Getting a grip on grain skinning

Closing a knowledge gap about a critical grain quality trait and building the foundation for selecting improved barley varieties which do not skin.

Barley grain is covered by a hull that sticks to the grain surface. Partial shedding of the grain hull, called ‘skinning’, is highly undesirable and an increasingly common problem for barley growers and maltsters. Understanding the genetic and molecular causes of skinning will help control this trait in cultivated barley.

To address this, this BBSRC-funded research project exploits valuable genetic resources and cutting-edge genomic approaches to identify and characterise genes that control skinning.

So far, the team has identified variations in five genes that lead to grain skinning and showed how they may work together or independently to control this trait. Their current work studies how changes in these genes alter the chemical and structural properties of grain and hull surfaces to influence skinning. Altogether, their work is closing a knowledge gap about a critical grain quality trait, building the foundation for selecting improved barley varieties which do not skin.

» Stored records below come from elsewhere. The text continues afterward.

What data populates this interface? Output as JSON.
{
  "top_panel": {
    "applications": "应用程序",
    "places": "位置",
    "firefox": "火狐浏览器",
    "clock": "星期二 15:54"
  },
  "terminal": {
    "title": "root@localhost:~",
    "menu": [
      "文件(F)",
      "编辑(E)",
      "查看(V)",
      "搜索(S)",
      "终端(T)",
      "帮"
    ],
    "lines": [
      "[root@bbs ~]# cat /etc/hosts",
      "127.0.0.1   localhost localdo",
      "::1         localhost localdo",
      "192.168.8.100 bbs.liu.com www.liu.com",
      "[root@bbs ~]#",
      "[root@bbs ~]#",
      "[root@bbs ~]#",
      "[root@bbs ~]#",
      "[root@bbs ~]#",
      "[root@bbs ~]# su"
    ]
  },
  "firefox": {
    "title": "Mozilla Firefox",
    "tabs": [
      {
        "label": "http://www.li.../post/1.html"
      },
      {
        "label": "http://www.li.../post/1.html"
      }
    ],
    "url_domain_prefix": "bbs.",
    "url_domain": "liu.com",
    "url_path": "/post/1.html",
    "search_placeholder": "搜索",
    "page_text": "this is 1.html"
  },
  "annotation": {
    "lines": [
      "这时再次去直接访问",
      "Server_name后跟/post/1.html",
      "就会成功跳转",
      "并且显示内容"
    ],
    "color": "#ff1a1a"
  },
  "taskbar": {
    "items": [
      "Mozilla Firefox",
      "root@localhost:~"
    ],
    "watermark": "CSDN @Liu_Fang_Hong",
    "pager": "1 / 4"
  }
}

Project leader: Dr Sarah McKim, University of Dundee

Funding: BBSRC standard Response mode BB/R010315/1